What needs to be done | Each record must be copied in full and unchanged; any image it holds is excluded.

Excerpts from an interface dataset:
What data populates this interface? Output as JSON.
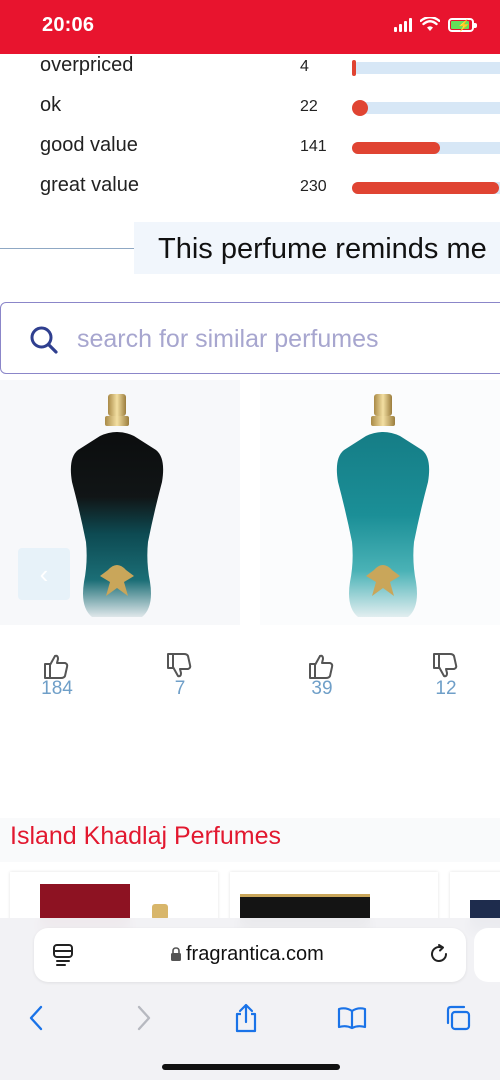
{
  "status_bar": {
    "time": "20:06",
    "bar_color": "#e8142e",
    "icons": [
      "signal-icon",
      "wifi-icon",
      "battery-charging-icon"
    ]
  },
  "value_ratings": [
    {
      "label": "overpriced",
      "count": "4",
      "fraction": 0.02
    },
    {
      "label": "ok",
      "count": "22",
      "fraction": 0.09
    },
    {
      "label": "good value",
      "count": "141",
      "fraction": 0.6
    },
    {
      "label": "great value",
      "count": "230",
      "fraction": 1.0
    }
  ],
  "reminds_me": {
    "heading": "This perfume reminds me"
  },
  "search": {
    "placeholder": "search for similar perfumes",
    "icon": "search-icon"
  },
  "similar_perfumes": [
    {
      "bottle_icon": "perfume-bottle-dark-teal-icon",
      "likes": "184",
      "dislikes": "7"
    },
    {
      "bottle_icon": "perfume-bottle-teal-icon",
      "likes": "39",
      "dislikes": "12"
    }
  ],
  "section": {
    "title": "Island Khadlaj Perfumes",
    "title_color": "#e2182f"
  },
  "browser": {
    "url": "fragrantica.com",
    "toolbar_icons": [
      "back-icon",
      "forward-icon",
      "share-icon",
      "bookmarks-icon",
      "tabs-icon"
    ],
    "accent": "#1a73e8"
  }
}
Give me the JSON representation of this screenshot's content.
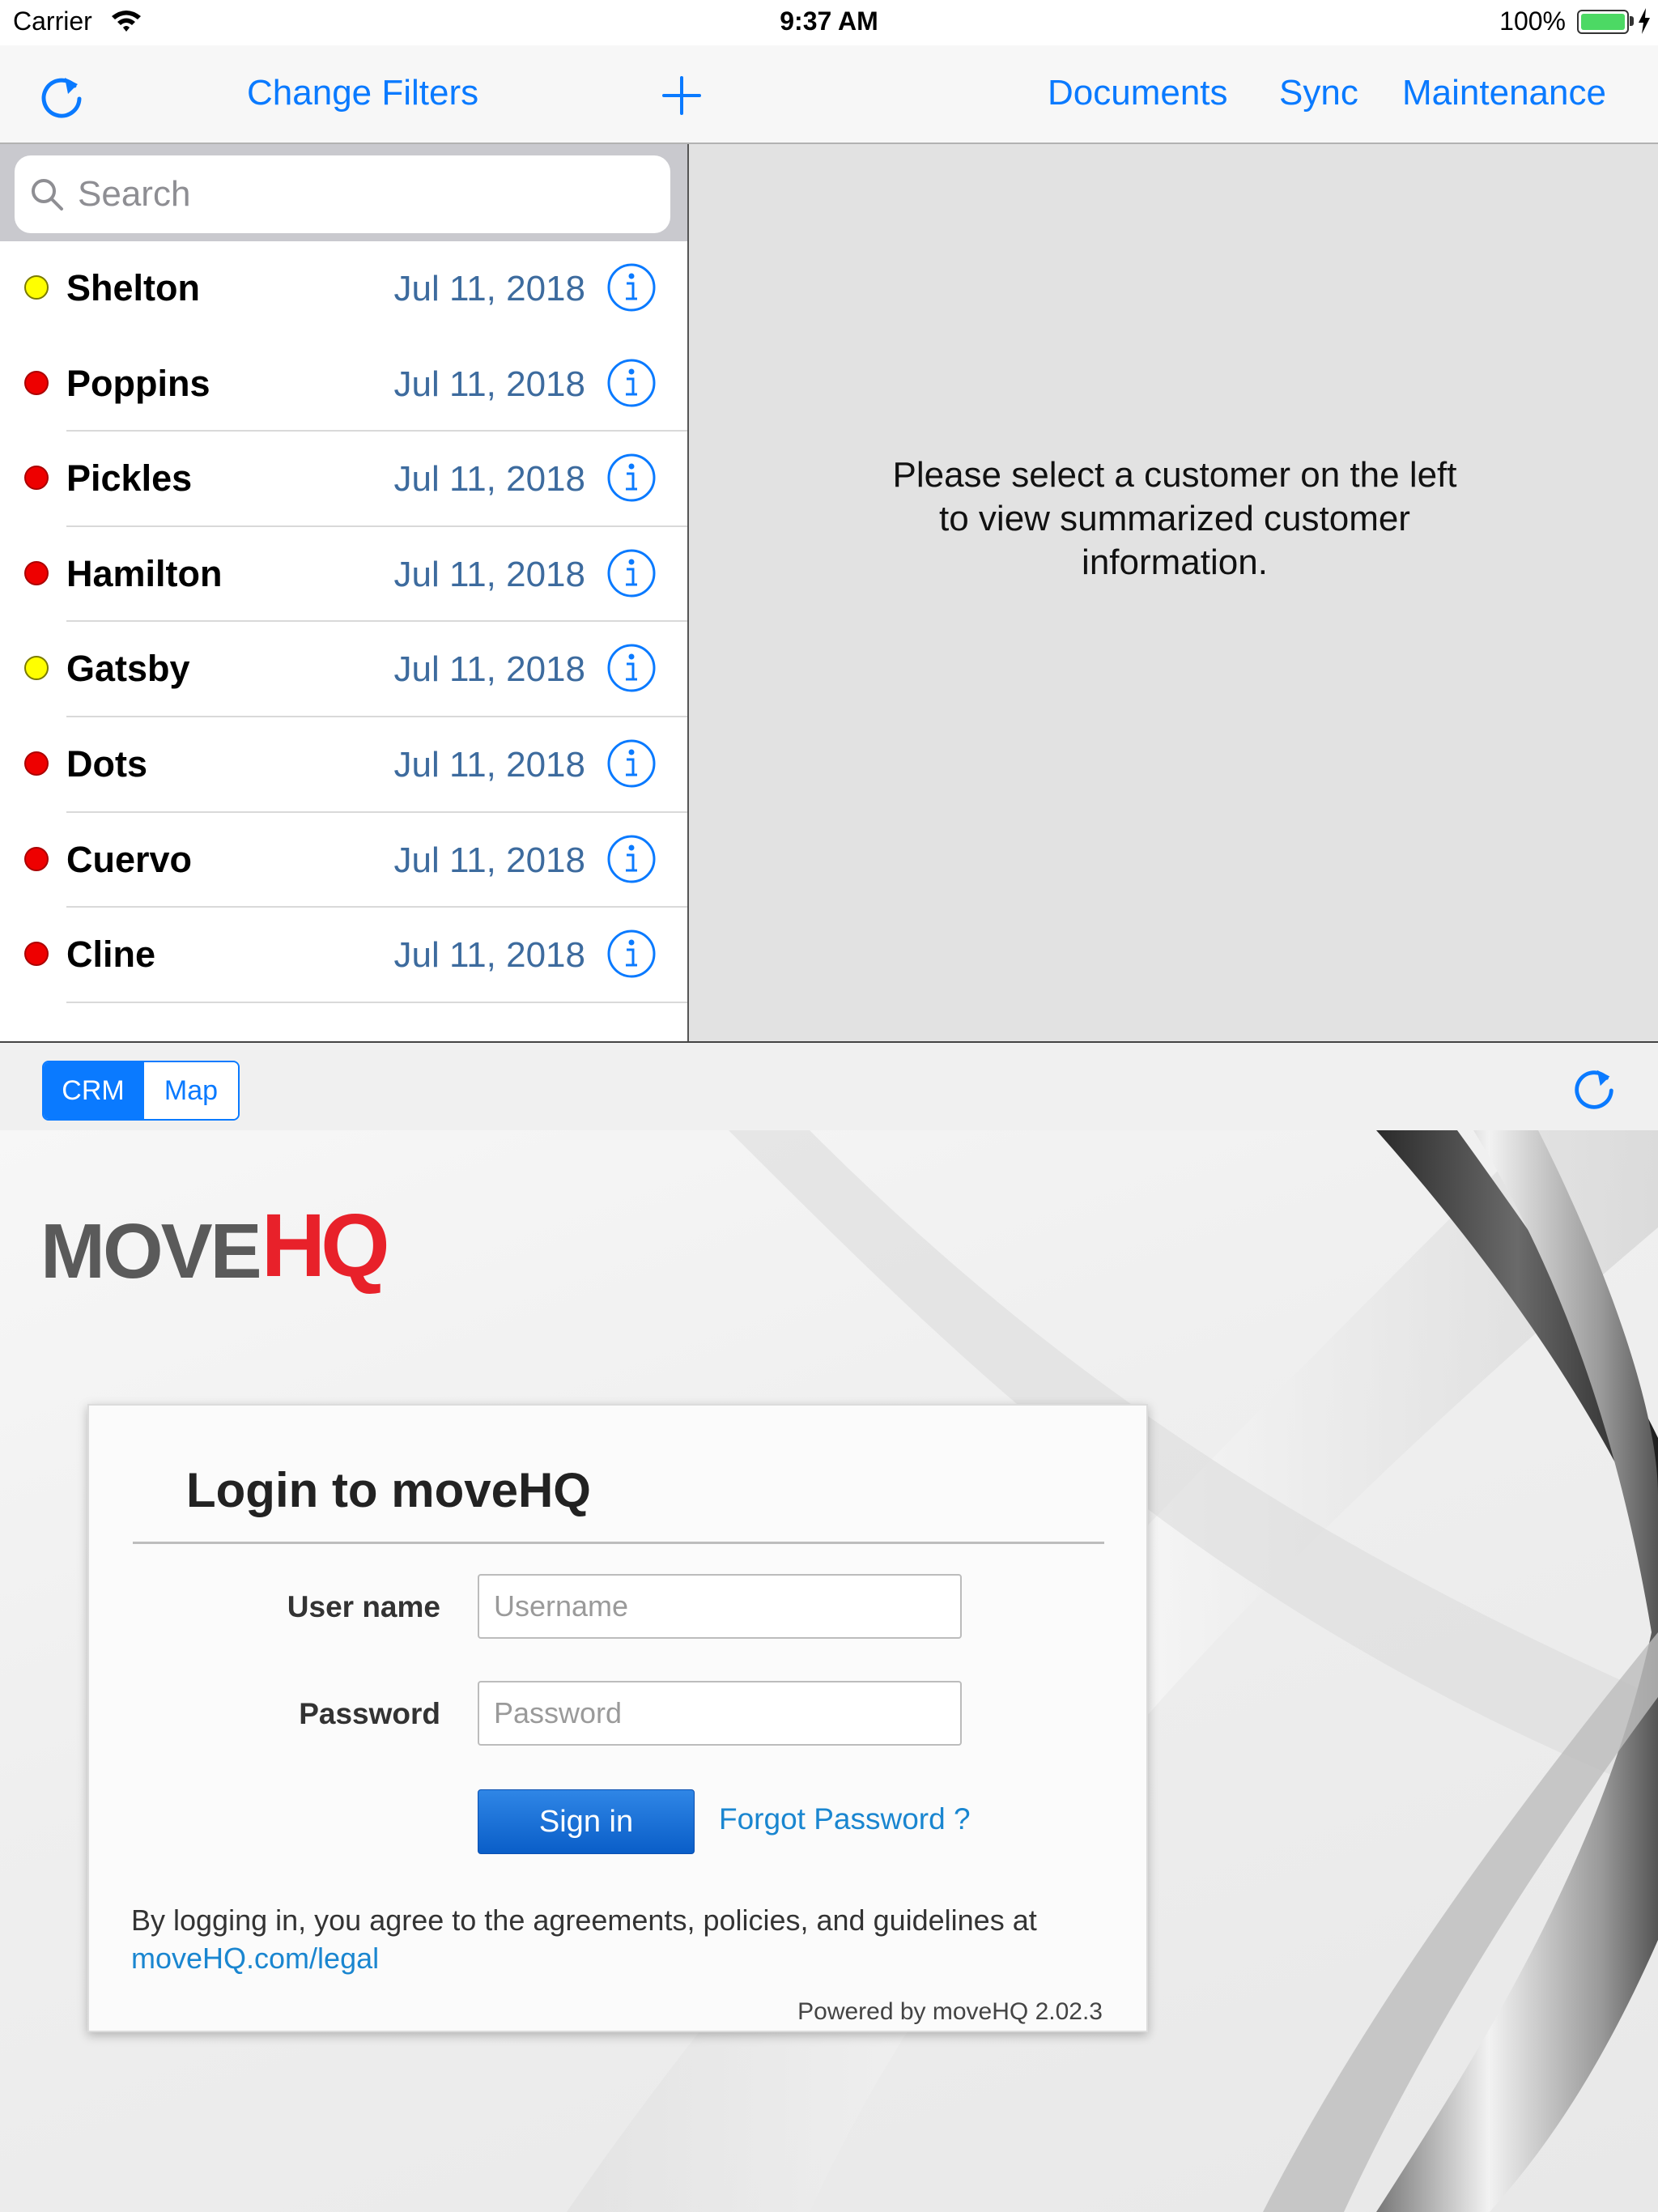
{
  "status_bar": {
    "carrier": "Carrier",
    "time": "9:37 AM",
    "battery": "100%"
  },
  "nav": {
    "change_filters": "Change Filters",
    "documents": "Documents",
    "sync": "Sync",
    "maintenance": "Maintenance",
    "icons": [
      "refresh-icon",
      "plus-icon"
    ]
  },
  "search": {
    "placeholder": "Search"
  },
  "customers": [
    {
      "name": "Shelton",
      "date": "Jul 11, 2018",
      "status": "yellow"
    },
    {
      "name": "Poppins",
      "date": "Jul 11, 2018",
      "status": "red"
    },
    {
      "name": "Pickles",
      "date": "Jul 11, 2018",
      "status": "red"
    },
    {
      "name": "Hamilton",
      "date": "Jul 11, 2018",
      "status": "red"
    },
    {
      "name": "Gatsby",
      "date": "Jul 11, 2018",
      "status": "yellow"
    },
    {
      "name": "Dots",
      "date": "Jul 11, 2018",
      "status": "red"
    },
    {
      "name": "Cuervo",
      "date": "Jul 11, 2018",
      "status": "red"
    },
    {
      "name": "Cline",
      "date": "Jul 11, 2018",
      "status": "red"
    }
  ],
  "detail": {
    "message": "Please select a customer on the left to view summarized customer information."
  },
  "segment": {
    "crm": "CRM",
    "map": "Map",
    "selected": "CRM"
  },
  "login": {
    "logo_move": "MOVE",
    "logo_hq": "HQ",
    "title": "Login to moveHQ",
    "username_label": "User name",
    "username_placeholder": "Username",
    "password_label": "Password",
    "password_placeholder": "Password",
    "sign_in": "Sign in",
    "forgot": "Forgot Password ?",
    "agreement": "By logging in, you agree to the agreements, policies, and guidelines at",
    "legal_link": "moveHQ.com/legal",
    "powered_by": "Powered by moveHQ 2.02.3"
  },
  "colors": {
    "tint": "#0a7aff",
    "status_yellow": "#ffff00",
    "status_red": "#ee0000",
    "logo_red": "#e8212a",
    "link": "#1a86d0"
  }
}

Final answer |
What data populates this interface? Output as JSON.
{
  "status_bar": {
    "time": "20:06",
    "bar_color": "#e8142e",
    "icons": [
      "signal-icon",
      "wifi-icon",
      "battery-charging-icon"
    ]
  },
  "value_ratings": [
    {
      "label": "overpriced",
      "count": "4",
      "fraction": 0.02
    },
    {
      "label": "ok",
      "count": "22",
      "fraction": 0.09
    },
    {
      "label": "good value",
      "count": "141",
      "fraction": 0.6
    },
    {
      "label": "great value",
      "count": "230",
      "fraction": 1.0
    }
  ],
  "reminds_me": {
    "heading": "This perfume reminds me"
  },
  "search": {
    "placeholder": "search for similar perfumes",
    "icon": "search-icon"
  },
  "similar_perfumes": [
    {
      "bottle_icon": "perfume-bottle-dark-teal-icon",
      "likes": "184",
      "dislikes": "7"
    },
    {
      "bottle_icon": "perfume-bottle-teal-icon",
      "likes": "39",
      "dislikes": "12"
    }
  ],
  "section": {
    "title": "Island Khadlaj Perfumes",
    "title_color": "#e2182f"
  },
  "browser": {
    "url": "fragrantica.com",
    "toolbar_icons": [
      "back-icon",
      "forward-icon",
      "share-icon",
      "bookmarks-icon",
      "tabs-icon"
    ],
    "accent": "#1a73e8"
  }
}
Give me the JSON representation of this screenshot's content.
{
  "status_bar": {
    "carrier": "Carrier",
    "time": "9:37 AM",
    "battery": "100%"
  },
  "nav": {
    "change_filters": "Change Filters",
    "documents": "Documents",
    "sync": "Sync",
    "maintenance": "Maintenance",
    "icons": [
      "refresh-icon",
      "plus-icon"
    ]
  },
  "search": {
    "placeholder": "Search"
  },
  "customers": [
    {
      "name": "Shelton",
      "date": "Jul 11, 2018",
      "status": "yellow"
    },
    {
      "name": "Poppins",
      "date": "Jul 11, 2018",
      "status": "red"
    },
    {
      "name": "Pickles",
      "date": "Jul 11, 2018",
      "status": "red"
    },
    {
      "name": "Hamilton",
      "date": "Jul 11, 2018",
      "status": "red"
    },
    {
      "name": "Gatsby",
      "date": "Jul 11, 2018",
      "status": "yellow"
    },
    {
      "name": "Dots",
      "date": "Jul 11, 2018",
      "status": "red"
    },
    {
      "name": "Cuervo",
      "date": "Jul 11, 2018",
      "status": "red"
    },
    {
      "name": "Cline",
      "date": "Jul 11, 2018",
      "status": "red"
    }
  ],
  "detail": {
    "message": "Please select a customer on the left to view summarized customer information."
  },
  "segment": {
    "crm": "CRM",
    "map": "Map",
    "selected": "CRM"
  },
  "login": {
    "logo_move": "MOVE",
    "logo_hq": "HQ",
    "title": "Login to moveHQ",
    "username_label": "User name",
    "username_placeholder": "Username",
    "password_label": "Password",
    "password_placeholder": "Password",
    "sign_in": "Sign in",
    "forgot": "Forgot Password ?",
    "agreement": "By logging in, you agree to the agreements, policies, and guidelines at",
    "legal_link": "moveHQ.com/legal",
    "powered_by": "Powered by moveHQ 2.02.3"
  },
  "colors": {
    "tint": "#0a7aff",
    "status_yellow": "#ffff00",
    "status_red": "#ee0000",
    "logo_red": "#e8212a",
    "link": "#1a86d0"
  }
}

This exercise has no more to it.